* [Supplied material]
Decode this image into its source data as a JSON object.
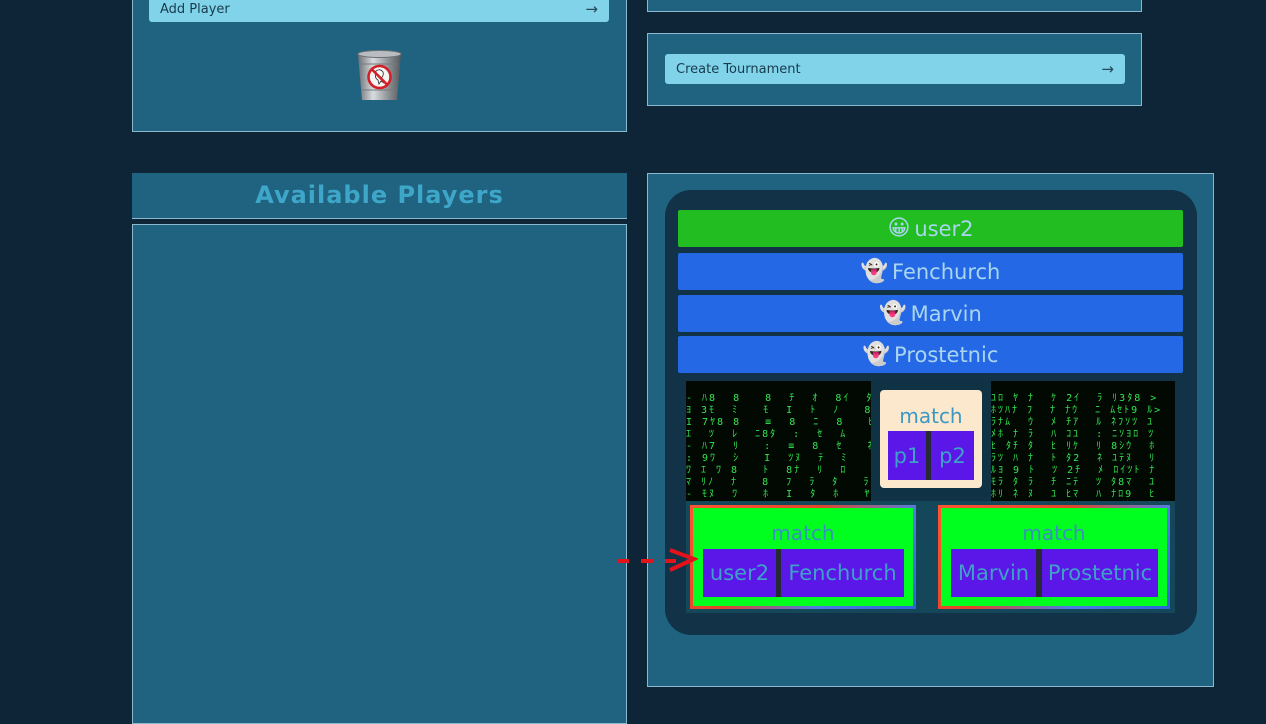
{
  "add_player_panel": {
    "add_player_label": "Add Player",
    "arrow": "→"
  },
  "tournament_panel": {
    "create_tournament_label": "Create Tournament",
    "arrow": "→"
  },
  "available_players": {
    "heading": "Available Players"
  },
  "bracket": {
    "players": [
      {
        "name": "user2",
        "emoji": "😀",
        "color": "#22be21"
      },
      {
        "name": "Fenchurch",
        "emoji": "👻",
        "color": "#2568e6"
      },
      {
        "name": "Marvin",
        "emoji": "👻",
        "color": "#2568e6"
      },
      {
        "name": "Prostetnic",
        "emoji": "👻",
        "color": "#2568e6"
      }
    ],
    "final_match": {
      "title": "match",
      "p1": "p1",
      "p2": "p2"
    },
    "semifinal_left": {
      "title": "match",
      "p1": "user2",
      "p2": "Fenchurch"
    },
    "semifinal_right": {
      "title": "match",
      "p1": "Marvin",
      "p2": "Prostetnic"
    }
  },
  "colors": {
    "background": "#0e2538",
    "panel": "#1f6380",
    "button": "#81d3ea",
    "slot": "#5a17e8",
    "match_green": "#00ff1e",
    "indicator_red": "#e3121b"
  }
}
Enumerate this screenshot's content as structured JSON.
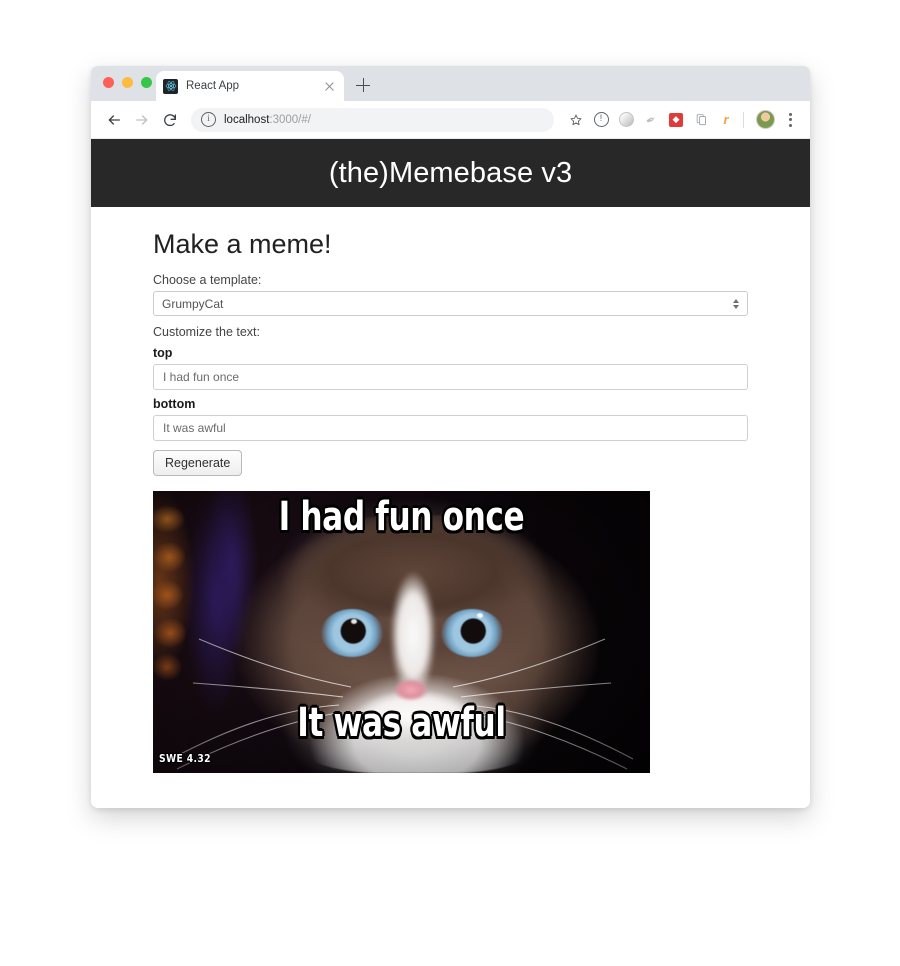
{
  "browser": {
    "tab": {
      "title": "React App",
      "favicon_icon": "react-logo-icon",
      "close_icon": "close-icon"
    },
    "new_tab_icon": "plus-icon",
    "traffic_lights": [
      "close",
      "minimize",
      "maximize"
    ],
    "nav": {
      "back_icon": "arrow-left-icon",
      "forward_icon": "arrow-right-icon",
      "reload_icon": "reload-icon"
    },
    "omnibox": {
      "site_info_icon": "info-circle-icon",
      "url_host": "localhost",
      "url_rest": ":3000/#/"
    },
    "actions": [
      {
        "name": "bookmark-star-icon",
        "glyph": "☆"
      },
      {
        "name": "extension-info-icon",
        "glyph": ""
      },
      {
        "name": "extension-sphere-icon",
        "glyph": ""
      },
      {
        "name": "extension-brush-icon",
        "glyph": "✎"
      },
      {
        "name": "extension-red-icon",
        "glyph": "◆"
      },
      {
        "name": "extension-document-icon",
        "glyph": "❐"
      },
      {
        "name": "extension-orange-icon",
        "glyph": "r"
      }
    ],
    "avatar_icon": "profile-avatar",
    "menu_icon": "kebab-menu-icon"
  },
  "app": {
    "header_title": "(the)Memebase v3",
    "heading": "Make a meme!",
    "template_label": "Choose a template:",
    "template_selected": "GrumpyCat",
    "select_arrow_icon": "updown-arrows-icon",
    "customize_label": "Customize the text:",
    "fields": [
      {
        "label": "top",
        "value": "I had fun once"
      },
      {
        "label": "bottom",
        "value": "It was awful"
      }
    ],
    "regenerate_label": "Regenerate"
  },
  "meme": {
    "top_text": "I had fun once",
    "bottom_text": "It was awful",
    "watermark": "SWE 4.32",
    "alt": "Grumpy Cat meme template"
  },
  "colors": {
    "header_bg": "#282828",
    "page_bg": "#ffffff",
    "tabstrip_bg": "#dee1e6",
    "meme_text": "#ffffff"
  }
}
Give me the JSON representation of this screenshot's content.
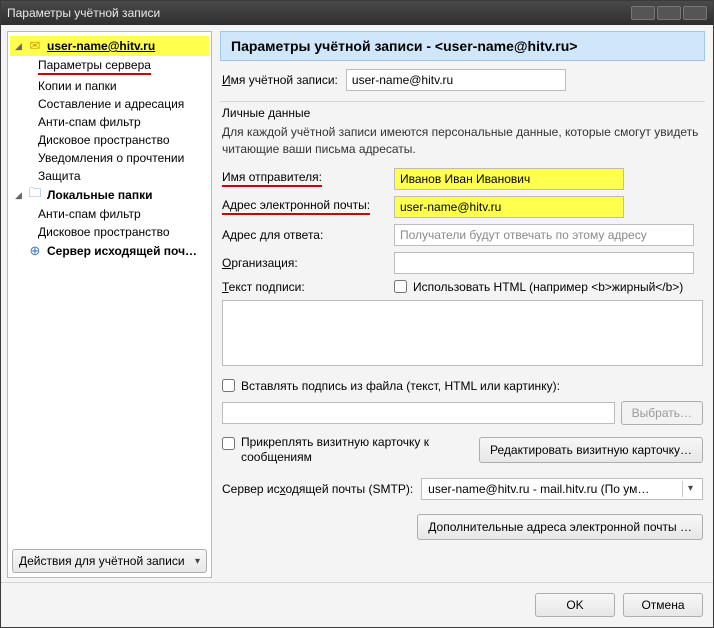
{
  "window": {
    "title": "Параметры учётной записи"
  },
  "sidebar": {
    "account_name": "user-name@hitv.ru",
    "items": [
      {
        "label": "Параметры сервера"
      },
      {
        "label": "Копии и папки"
      },
      {
        "label": "Составление и адресация"
      },
      {
        "label": "Анти-спам фильтр"
      },
      {
        "label": "Дисковое пространство"
      },
      {
        "label": "Уведомления о прочтении"
      },
      {
        "label": "Защита"
      }
    ],
    "local_folders": "Локальные папки",
    "local_items": [
      {
        "label": "Анти-спам фильтр"
      },
      {
        "label": "Дисковое пространство"
      }
    ],
    "smtp": "Сервер исходящей поч…",
    "actions_button": "Действия для учётной записи"
  },
  "main": {
    "header_prefix": "Параметры учётной записи - ",
    "header_account": "<user-name@hitv.ru>",
    "account_name_label_pre": "И",
    "account_name_label_rest": "мя учётной записи:",
    "account_name_value": "user-name@hitv.ru",
    "personal_section_title": "Личные данные",
    "personal_section_desc": "Для каждой учётной записи имеются персональные данные, которые смогут увидеть читающие ваши письма адресаты.",
    "sender_label": "Имя отправителя:",
    "sender_value": "Иванов Иван Иванович",
    "email_label": "Адрес электронной почты:",
    "email_value": "user-name@hitv.ru",
    "reply_label_rest": "Адрес для ответа:",
    "reply_placeholder": "Получатели будут отвечать по этому адресу",
    "org_label_pre": "О",
    "org_label_rest": "рганизация:",
    "sig_label_pre": "Т",
    "sig_label_rest": "екст подписи:",
    "sig_html_checkbox": "Использовать HTML (например <b>жирный</b>)",
    "attach_file_label": "Вставлять подпись из файла (текст, HTML или картинку):",
    "browse_btn": "Выбрать…",
    "vcard_checkbox": "Прикреплять визитную карточку к сообщениям",
    "vcard_edit_btn": "Редактировать визитную карточку…",
    "smtp_label_pre": "Сервер ис",
    "smtp_label_ul": "х",
    "smtp_label_rest": "одящей почты (SMTP):",
    "smtp_selected": "user-name@hitv.ru - mail.hitv.ru       (По ум…",
    "additional_btn": "Дополнительные адреса электронной почты …"
  },
  "footer": {
    "ok": "OK",
    "cancel": "Отмена"
  }
}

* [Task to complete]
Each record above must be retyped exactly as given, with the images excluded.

* [Result for this task]
Decode this image into its source data as a JSON object.
{
  "add_player_panel": {
    "add_player_label": "Add Player",
    "arrow": "→"
  },
  "tournament_panel": {
    "create_tournament_label": "Create Tournament",
    "arrow": "→"
  },
  "available_players": {
    "heading": "Available Players"
  },
  "bracket": {
    "players": [
      {
        "name": "user2",
        "emoji": "😀",
        "color": "#22be21"
      },
      {
        "name": "Fenchurch",
        "emoji": "👻",
        "color": "#2568e6"
      },
      {
        "name": "Marvin",
        "emoji": "👻",
        "color": "#2568e6"
      },
      {
        "name": "Prostetnic",
        "emoji": "👻",
        "color": "#2568e6"
      }
    ],
    "final_match": {
      "title": "match",
      "p1": "p1",
      "p2": "p2"
    },
    "semifinal_left": {
      "title": "match",
      "p1": "user2",
      "p2": "Fenchurch"
    },
    "semifinal_right": {
      "title": "match",
      "p1": "Marvin",
      "p2": "Prostetnic"
    }
  },
  "colors": {
    "background": "#0e2538",
    "panel": "#1f6380",
    "button": "#81d3ea",
    "slot": "#5a17e8",
    "match_green": "#00ff1e",
    "indicator_red": "#e3121b"
  }
}
Enumerate this screenshot's content as structured JSON.
{
  "browser": {
    "tab": {
      "title": "React App",
      "favicon_icon": "react-logo-icon",
      "close_icon": "close-icon"
    },
    "new_tab_icon": "plus-icon",
    "traffic_lights": [
      "close",
      "minimize",
      "maximize"
    ],
    "nav": {
      "back_icon": "arrow-left-icon",
      "forward_icon": "arrow-right-icon",
      "reload_icon": "reload-icon"
    },
    "omnibox": {
      "site_info_icon": "info-circle-icon",
      "url_host": "localhost",
      "url_rest": ":3000/#/"
    },
    "actions": [
      {
        "name": "bookmark-star-icon",
        "glyph": "☆"
      },
      {
        "name": "extension-info-icon",
        "glyph": ""
      },
      {
        "name": "extension-sphere-icon",
        "glyph": ""
      },
      {
        "name": "extension-brush-icon",
        "glyph": "✎"
      },
      {
        "name": "extension-red-icon",
        "glyph": "◆"
      },
      {
        "name": "extension-document-icon",
        "glyph": "❐"
      },
      {
        "name": "extension-orange-icon",
        "glyph": "r"
      }
    ],
    "avatar_icon": "profile-avatar",
    "menu_icon": "kebab-menu-icon"
  },
  "app": {
    "header_title": "(the)Memebase v3",
    "heading": "Make a meme!",
    "template_label": "Choose a template:",
    "template_selected": "GrumpyCat",
    "select_arrow_icon": "updown-arrows-icon",
    "customize_label": "Customize the text:",
    "fields": [
      {
        "label": "top",
        "value": "I had fun once"
      },
      {
        "label": "bottom",
        "value": "It was awful"
      }
    ],
    "regenerate_label": "Regenerate"
  },
  "meme": {
    "top_text": "I had fun once",
    "bottom_text": "It was awful",
    "watermark": "SWE 4.32",
    "alt": "Grumpy Cat meme template"
  },
  "colors": {
    "header_bg": "#282828",
    "page_bg": "#ffffff",
    "tabstrip_bg": "#dee1e6",
    "meme_text": "#ffffff"
  }
}
Give me the JSON representation of this screenshot's content.
{
  "window": {
    "title": "Параметры учётной записи"
  },
  "sidebar": {
    "account_name": "user-name@hitv.ru",
    "items": [
      {
        "label": "Параметры сервера"
      },
      {
        "label": "Копии и папки"
      },
      {
        "label": "Составление и адресация"
      },
      {
        "label": "Анти-спам фильтр"
      },
      {
        "label": "Дисковое пространство"
      },
      {
        "label": "Уведомления о прочтении"
      },
      {
        "label": "Защита"
      }
    ],
    "local_folders": "Локальные папки",
    "local_items": [
      {
        "label": "Анти-спам фильтр"
      },
      {
        "label": "Дисковое пространство"
      }
    ],
    "smtp": "Сервер исходящей поч…",
    "actions_button": "Действия для учётной записи"
  },
  "main": {
    "header_prefix": "Параметры учётной записи - ",
    "header_account": "<user-name@hitv.ru>",
    "account_name_label_pre": "И",
    "account_name_label_rest": "мя учётной записи:",
    "account_name_value": "user-name@hitv.ru",
    "personal_section_title": "Личные данные",
    "personal_section_desc": "Для каждой учётной записи имеются персональные данные, которые смогут увидеть читающие ваши письма адресаты.",
    "sender_label": "Имя отправителя:",
    "sender_value": "Иванов Иван Иванович",
    "email_label": "Адрес электронной почты:",
    "email_value": "user-name@hitv.ru",
    "reply_label_rest": "Адрес для ответа:",
    "reply_placeholder": "Получатели будут отвечать по этому адресу",
    "org_label_pre": "О",
    "org_label_rest": "рганизация:",
    "sig_label_pre": "Т",
    "sig_label_rest": "екст подписи:",
    "sig_html_checkbox": "Использовать HTML (например <b>жирный</b>)",
    "attach_file_label": "Вставлять подпись из файла (текст, HTML или картинку):",
    "browse_btn": "Выбрать…",
    "vcard_checkbox": "Прикреплять визитную карточку к сообщениям",
    "vcard_edit_btn": "Редактировать визитную карточку…",
    "smtp_label_pre": "Сервер ис",
    "smtp_label_ul": "х",
    "smtp_label_rest": "одящей почты (SMTP):",
    "smtp_selected": "user-name@hitv.ru - mail.hitv.ru       (По ум…",
    "additional_btn": "Дополнительные адреса электронной почты …"
  },
  "footer": {
    "ok": "OK",
    "cancel": "Отмена"
  }
}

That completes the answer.